In this Buncombe County case, defendant appealed his conviction for communicating threats, arguing that his words did not constitute a true threat and the trial court erred by denying his motion to dismiss and request for a jury instruction on true threats. The Court of Appeals found no error by the trial court.

In May of 2020, a resident at an Asheville apartment complex called security because she heard a disturbance in the neighboring apartment. When security arrived to investigate, defendant opened the apartment door and was aggressively hostile to the security officer, getting into the officer’s face and threatening to beat him. At trial, the security officer testified that he believed defendant was going to carry out the threat due to his body language and anger during the interaction. Defendant was subsequently convicted by a jury of the communicating threats charge.

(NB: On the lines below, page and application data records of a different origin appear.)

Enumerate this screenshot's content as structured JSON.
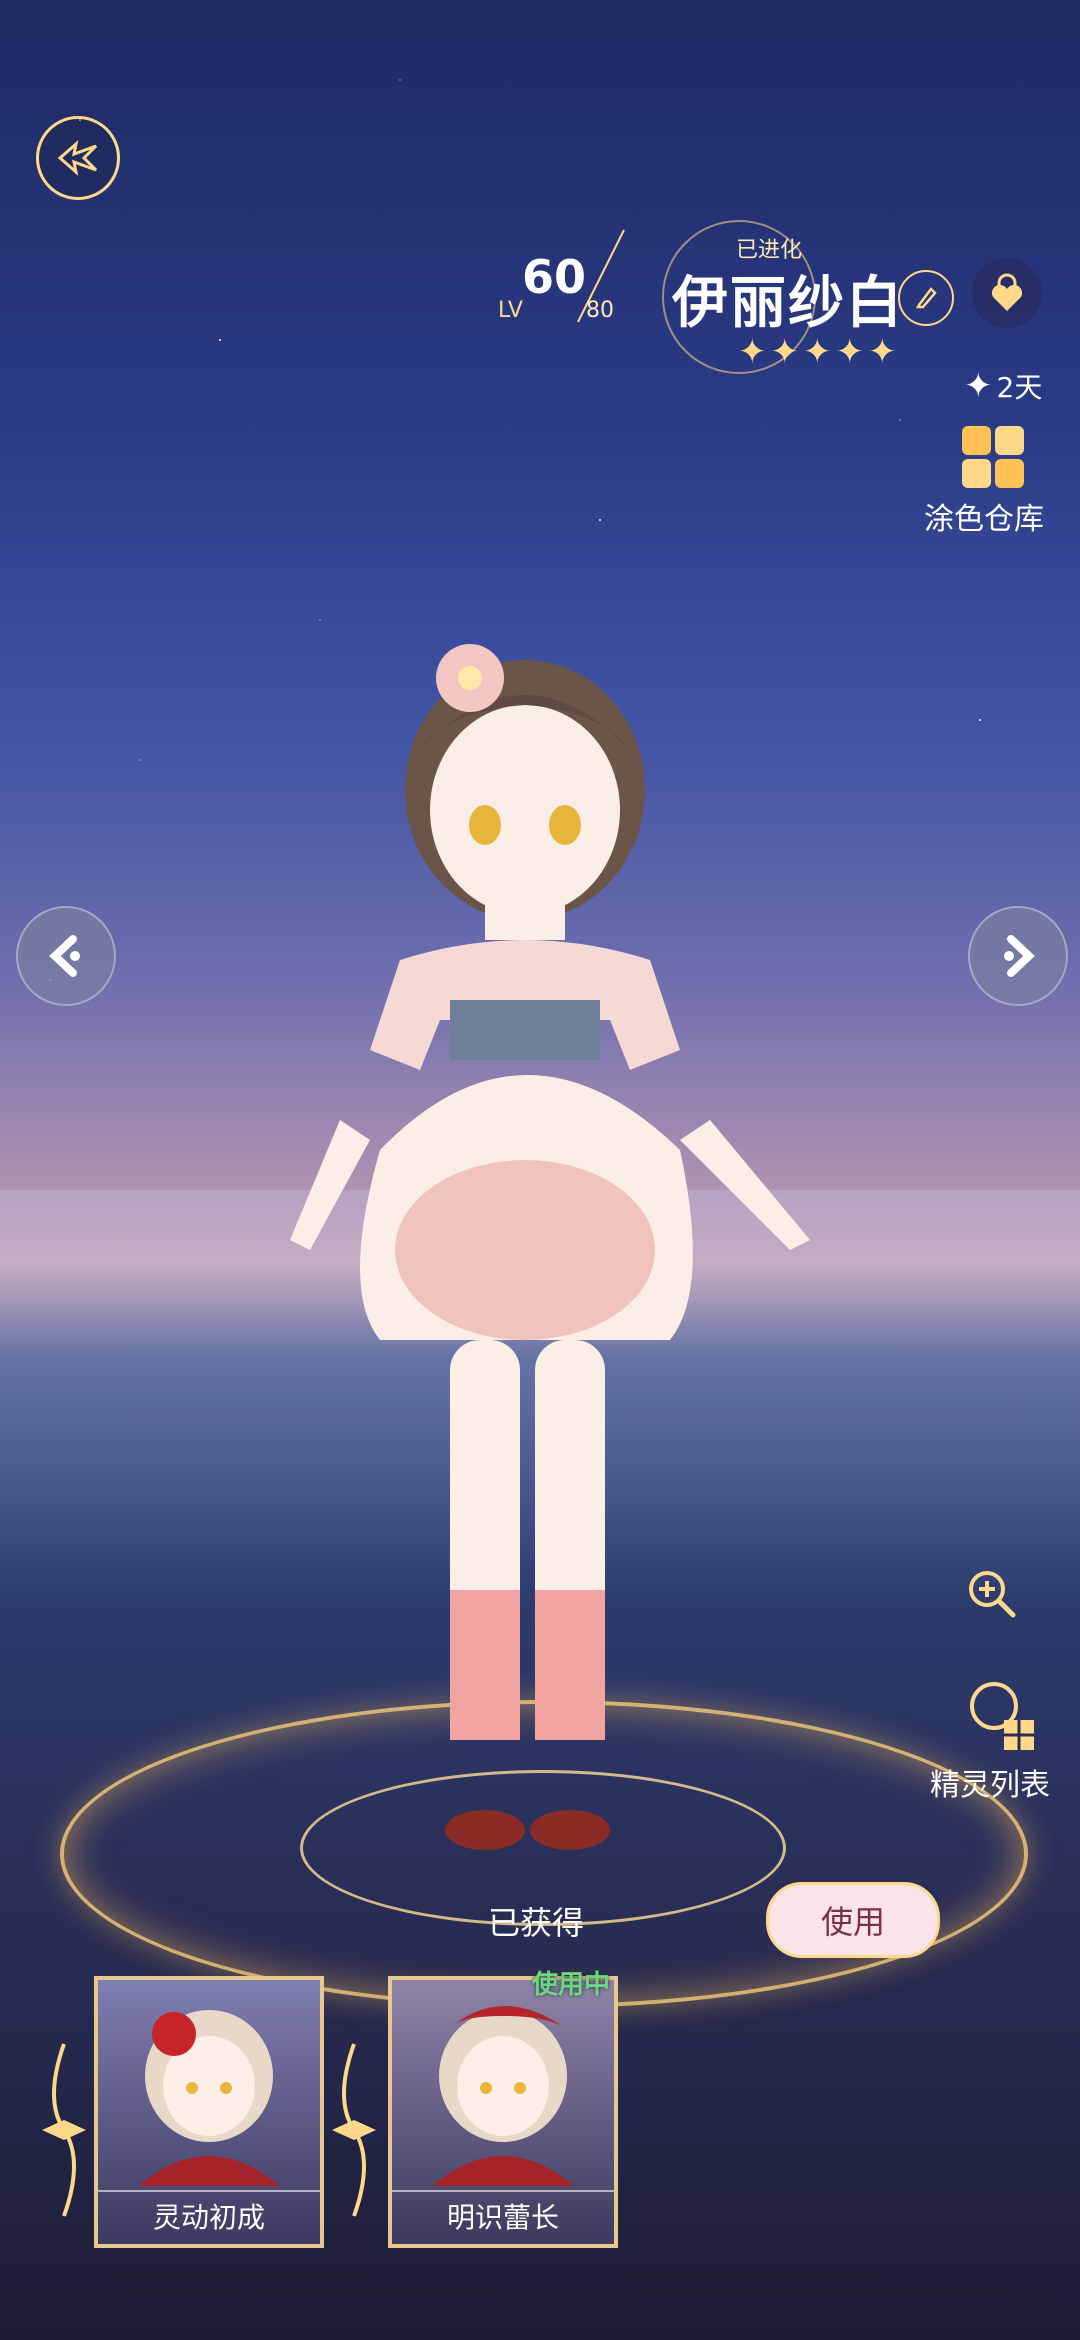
{
  "header": {
    "level_prefix": "LV",
    "level": "60",
    "level_max": "80",
    "evolve_status": "已进化",
    "character_name": "伊丽纱白",
    "star_count": 5
  },
  "sidebar": {
    "timer_text": "2天",
    "color_warehouse_label": "涂色仓库",
    "spirit_list_label": "精灵列表"
  },
  "status": {
    "obtained_label": "已获得",
    "use_button_label": "使用",
    "in_use_badge": "使用中"
  },
  "outfits": [
    {
      "name": "灵动初成"
    },
    {
      "name": "明识蕾长"
    }
  ],
  "colors": {
    "gold": "#ffd88a",
    "use_button_bg": "#fbe3ea",
    "use_button_text": "#7a3046",
    "in_use_green": "#6fd38a"
  },
  "icons": {
    "back": "wing-back-icon",
    "edit": "pencil-icon",
    "lock": "heart-lock-icon",
    "prev": "chevron-left-icon",
    "next": "chevron-right-icon",
    "zoom": "zoom-in-icon"
  }
}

The Court of Appeals first considered whether the charging document contained sufficient facts to allege a “true threat” unprotected by the First Amendment, explaining that there are “objective and subjective” elements to the true threat analysis. Slip Op. at 6. Because the charging document tracked the text of G.S. § 14-277.1 and contained “willfully threaten,” the court found the subjective element present and sufficient to support the offense charged. Id. at 8. The court then turned to the motion to dismiss, finding that the testimony in the record was sufficient to support the conclusion that defendant had the specific intent to make a threat against the security guard. The court last turned to the requested jury instruction, and applied a similar analysis from the charging document. The court concluded that the jury instruction contained all elements of the offense, noting “[t]he subjective component, or specific intent, of true threats is covered by defining the phrase of willfully threaten as ‘intentionally or knowingly’ ‘expressi[ng] . . . an intent or a determination to physically injure another person.’” Id. at 12.